What issues surround steroids in cattle feed
The steroids given to cattle essentially help them grow fatter and faster. The steers are fed estrogen laced hormones to increase growth faster. More complex hormones of progestin and estrogen are given to the cows for similar reasons.
The practice of giving steroids to the cattle started in the 1950’s where almost two-thirds of the cattle in the United States were being injected with growth-promoting hormones. By giving steroids to their cattle, farmers have the ability to make almost 400% return on their investment – this is a compelling figure for anyone who only looks at making profits in this industry.
The main issue that surrounds steroid-use in cattle is the unprecedented release of such hormones into the environment and of course the damage this can cause people who consume beef on a regular basis.
The first issue is that of the environment being polluted by such steroids that are inherently found in cattle waste. This waste gets into the soil and rivers and may have an adverse effect on plants and fish.
There is some research being conducted on the effects of the hormone-induced cattle being consumed by humans. One such research by Swan et al. in 2007, studied hundreds of pregnant women who had a high consumption of beef and who were carrying male infants. They measured the sperm count of the male children in adulthood and found that about 18% of these males had a sperm count lower than World Health Organization (WHO) standards – causing infertility.

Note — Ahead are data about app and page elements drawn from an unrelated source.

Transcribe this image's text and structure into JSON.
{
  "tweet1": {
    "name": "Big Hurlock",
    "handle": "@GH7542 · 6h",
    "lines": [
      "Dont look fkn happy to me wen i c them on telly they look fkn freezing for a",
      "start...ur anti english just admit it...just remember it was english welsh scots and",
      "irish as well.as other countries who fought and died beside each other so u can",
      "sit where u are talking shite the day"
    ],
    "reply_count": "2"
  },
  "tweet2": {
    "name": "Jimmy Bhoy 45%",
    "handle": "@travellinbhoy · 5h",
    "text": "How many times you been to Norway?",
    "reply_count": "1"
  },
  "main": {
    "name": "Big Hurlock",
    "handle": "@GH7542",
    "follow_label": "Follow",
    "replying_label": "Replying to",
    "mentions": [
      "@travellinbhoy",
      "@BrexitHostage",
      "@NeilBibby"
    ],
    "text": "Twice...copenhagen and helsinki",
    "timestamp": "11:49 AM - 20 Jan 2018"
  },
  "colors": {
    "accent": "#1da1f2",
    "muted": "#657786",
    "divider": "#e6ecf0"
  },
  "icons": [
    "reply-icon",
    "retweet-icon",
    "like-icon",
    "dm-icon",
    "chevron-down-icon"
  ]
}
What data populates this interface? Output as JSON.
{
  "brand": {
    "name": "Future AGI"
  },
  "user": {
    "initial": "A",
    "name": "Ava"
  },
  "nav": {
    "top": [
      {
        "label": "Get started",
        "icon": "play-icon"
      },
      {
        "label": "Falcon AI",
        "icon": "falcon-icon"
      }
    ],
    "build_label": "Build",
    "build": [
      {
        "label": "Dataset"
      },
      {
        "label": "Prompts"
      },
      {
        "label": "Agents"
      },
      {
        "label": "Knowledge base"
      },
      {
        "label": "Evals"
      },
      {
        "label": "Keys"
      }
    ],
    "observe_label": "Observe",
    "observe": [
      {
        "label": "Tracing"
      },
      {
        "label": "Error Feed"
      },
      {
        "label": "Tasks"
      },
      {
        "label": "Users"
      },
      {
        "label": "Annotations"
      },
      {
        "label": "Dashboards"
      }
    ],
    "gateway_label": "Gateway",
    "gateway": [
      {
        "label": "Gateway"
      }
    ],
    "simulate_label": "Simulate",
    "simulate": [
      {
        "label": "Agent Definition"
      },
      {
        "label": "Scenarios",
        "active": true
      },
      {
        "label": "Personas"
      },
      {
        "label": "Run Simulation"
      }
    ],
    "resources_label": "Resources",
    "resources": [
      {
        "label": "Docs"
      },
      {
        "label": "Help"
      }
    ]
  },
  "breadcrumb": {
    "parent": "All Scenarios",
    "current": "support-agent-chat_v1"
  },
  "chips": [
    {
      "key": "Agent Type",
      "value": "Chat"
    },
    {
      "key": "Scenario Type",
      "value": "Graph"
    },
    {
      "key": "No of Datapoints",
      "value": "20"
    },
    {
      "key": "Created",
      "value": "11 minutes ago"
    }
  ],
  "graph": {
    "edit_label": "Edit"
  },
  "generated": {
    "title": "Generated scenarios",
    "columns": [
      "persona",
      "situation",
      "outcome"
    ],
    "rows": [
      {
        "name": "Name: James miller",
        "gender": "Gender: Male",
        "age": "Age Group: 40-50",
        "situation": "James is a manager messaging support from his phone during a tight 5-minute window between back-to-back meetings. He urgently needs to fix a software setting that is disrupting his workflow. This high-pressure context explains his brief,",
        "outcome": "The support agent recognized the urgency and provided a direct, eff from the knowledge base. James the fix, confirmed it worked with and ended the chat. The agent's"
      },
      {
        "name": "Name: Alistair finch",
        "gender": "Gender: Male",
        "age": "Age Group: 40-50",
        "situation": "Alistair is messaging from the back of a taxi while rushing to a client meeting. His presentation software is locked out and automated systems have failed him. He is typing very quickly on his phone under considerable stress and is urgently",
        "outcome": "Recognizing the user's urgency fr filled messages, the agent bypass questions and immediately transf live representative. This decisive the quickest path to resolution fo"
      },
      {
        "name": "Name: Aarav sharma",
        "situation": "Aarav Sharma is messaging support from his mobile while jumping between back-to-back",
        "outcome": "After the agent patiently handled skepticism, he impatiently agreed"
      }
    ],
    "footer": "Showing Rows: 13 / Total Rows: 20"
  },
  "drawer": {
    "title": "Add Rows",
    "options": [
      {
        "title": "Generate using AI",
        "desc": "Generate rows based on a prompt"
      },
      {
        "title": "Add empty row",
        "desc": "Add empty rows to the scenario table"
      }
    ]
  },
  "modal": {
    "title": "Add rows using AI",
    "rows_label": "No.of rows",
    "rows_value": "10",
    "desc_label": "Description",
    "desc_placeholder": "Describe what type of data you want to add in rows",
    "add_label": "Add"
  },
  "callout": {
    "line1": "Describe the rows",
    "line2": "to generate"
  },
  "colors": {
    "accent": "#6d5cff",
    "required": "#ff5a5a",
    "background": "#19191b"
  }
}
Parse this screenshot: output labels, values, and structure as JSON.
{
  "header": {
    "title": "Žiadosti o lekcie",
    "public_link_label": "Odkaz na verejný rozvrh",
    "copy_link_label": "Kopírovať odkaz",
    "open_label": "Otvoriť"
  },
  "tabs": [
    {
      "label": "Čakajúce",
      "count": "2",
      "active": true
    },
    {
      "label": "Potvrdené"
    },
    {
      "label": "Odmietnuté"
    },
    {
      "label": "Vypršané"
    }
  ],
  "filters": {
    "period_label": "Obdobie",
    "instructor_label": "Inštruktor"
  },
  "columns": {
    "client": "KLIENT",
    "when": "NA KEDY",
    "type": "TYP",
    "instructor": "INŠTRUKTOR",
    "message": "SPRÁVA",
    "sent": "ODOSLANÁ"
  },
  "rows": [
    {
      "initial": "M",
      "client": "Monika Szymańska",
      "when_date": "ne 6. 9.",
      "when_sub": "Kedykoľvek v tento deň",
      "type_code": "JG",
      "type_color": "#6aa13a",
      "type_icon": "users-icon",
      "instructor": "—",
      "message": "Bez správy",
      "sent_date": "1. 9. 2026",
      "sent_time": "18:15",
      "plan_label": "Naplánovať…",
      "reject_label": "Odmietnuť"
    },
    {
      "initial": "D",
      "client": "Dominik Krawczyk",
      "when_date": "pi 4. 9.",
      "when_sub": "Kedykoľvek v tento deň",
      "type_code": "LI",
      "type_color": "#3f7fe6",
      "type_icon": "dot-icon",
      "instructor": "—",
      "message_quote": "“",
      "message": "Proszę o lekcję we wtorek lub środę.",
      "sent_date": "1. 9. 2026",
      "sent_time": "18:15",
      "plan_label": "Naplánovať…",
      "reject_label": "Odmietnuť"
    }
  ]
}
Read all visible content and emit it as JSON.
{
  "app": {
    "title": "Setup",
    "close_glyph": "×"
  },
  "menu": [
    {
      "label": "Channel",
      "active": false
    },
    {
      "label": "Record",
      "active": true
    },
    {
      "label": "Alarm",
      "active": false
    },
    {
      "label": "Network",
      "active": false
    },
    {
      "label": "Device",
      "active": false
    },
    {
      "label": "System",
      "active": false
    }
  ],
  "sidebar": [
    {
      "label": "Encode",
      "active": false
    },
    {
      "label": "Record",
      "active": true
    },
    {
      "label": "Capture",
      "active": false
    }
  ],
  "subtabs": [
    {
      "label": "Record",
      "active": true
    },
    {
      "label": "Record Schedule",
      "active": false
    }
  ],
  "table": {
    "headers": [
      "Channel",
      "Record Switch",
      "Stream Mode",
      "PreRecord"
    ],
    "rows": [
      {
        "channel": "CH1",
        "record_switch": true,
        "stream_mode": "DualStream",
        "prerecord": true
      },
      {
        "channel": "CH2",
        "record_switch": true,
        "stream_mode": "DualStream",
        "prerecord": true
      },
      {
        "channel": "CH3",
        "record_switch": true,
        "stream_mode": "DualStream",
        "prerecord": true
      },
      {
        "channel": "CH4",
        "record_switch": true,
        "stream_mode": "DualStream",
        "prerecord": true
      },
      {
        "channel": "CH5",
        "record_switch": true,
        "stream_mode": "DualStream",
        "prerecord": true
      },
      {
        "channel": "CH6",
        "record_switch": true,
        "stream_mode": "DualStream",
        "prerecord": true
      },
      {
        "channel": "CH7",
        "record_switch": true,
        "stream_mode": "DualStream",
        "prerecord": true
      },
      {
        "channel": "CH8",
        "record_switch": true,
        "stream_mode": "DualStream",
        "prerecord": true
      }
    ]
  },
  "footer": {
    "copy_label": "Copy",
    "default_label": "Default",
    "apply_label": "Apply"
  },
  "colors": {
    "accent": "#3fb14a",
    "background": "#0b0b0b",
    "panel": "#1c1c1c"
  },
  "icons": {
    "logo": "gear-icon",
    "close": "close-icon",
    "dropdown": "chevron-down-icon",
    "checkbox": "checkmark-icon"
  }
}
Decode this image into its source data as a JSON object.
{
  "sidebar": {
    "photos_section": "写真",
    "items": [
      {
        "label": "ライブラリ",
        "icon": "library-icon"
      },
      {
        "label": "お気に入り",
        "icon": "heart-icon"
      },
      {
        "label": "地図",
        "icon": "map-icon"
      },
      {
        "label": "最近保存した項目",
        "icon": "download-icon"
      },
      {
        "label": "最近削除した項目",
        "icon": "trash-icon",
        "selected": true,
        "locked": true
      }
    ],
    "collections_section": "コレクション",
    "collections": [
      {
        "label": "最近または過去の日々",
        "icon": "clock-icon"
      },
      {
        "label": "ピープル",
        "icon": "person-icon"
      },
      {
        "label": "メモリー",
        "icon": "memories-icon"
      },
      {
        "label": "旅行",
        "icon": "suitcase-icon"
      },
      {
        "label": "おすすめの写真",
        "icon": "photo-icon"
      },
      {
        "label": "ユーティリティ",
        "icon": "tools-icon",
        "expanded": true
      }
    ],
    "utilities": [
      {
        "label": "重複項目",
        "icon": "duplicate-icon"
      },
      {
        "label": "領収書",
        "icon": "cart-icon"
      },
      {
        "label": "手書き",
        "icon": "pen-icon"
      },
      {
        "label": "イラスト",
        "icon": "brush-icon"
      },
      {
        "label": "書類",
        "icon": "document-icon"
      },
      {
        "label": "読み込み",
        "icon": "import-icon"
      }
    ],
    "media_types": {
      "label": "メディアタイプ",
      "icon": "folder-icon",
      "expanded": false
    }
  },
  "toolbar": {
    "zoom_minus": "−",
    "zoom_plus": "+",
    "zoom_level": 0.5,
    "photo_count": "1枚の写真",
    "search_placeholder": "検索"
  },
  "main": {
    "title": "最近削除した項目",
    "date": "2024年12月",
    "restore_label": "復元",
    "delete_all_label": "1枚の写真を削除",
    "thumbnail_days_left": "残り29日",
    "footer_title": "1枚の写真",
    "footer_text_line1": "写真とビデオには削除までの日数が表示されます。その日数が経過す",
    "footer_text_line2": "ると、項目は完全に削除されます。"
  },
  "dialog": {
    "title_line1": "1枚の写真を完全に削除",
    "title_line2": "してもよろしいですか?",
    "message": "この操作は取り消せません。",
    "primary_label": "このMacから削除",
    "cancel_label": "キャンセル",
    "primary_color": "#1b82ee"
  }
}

Since the hormones given to cows are a form of birth-control, the effect on women is mainly a hormone-imbalance, which can cause enlargement of breasts and possibly an adverse effect on overall human health.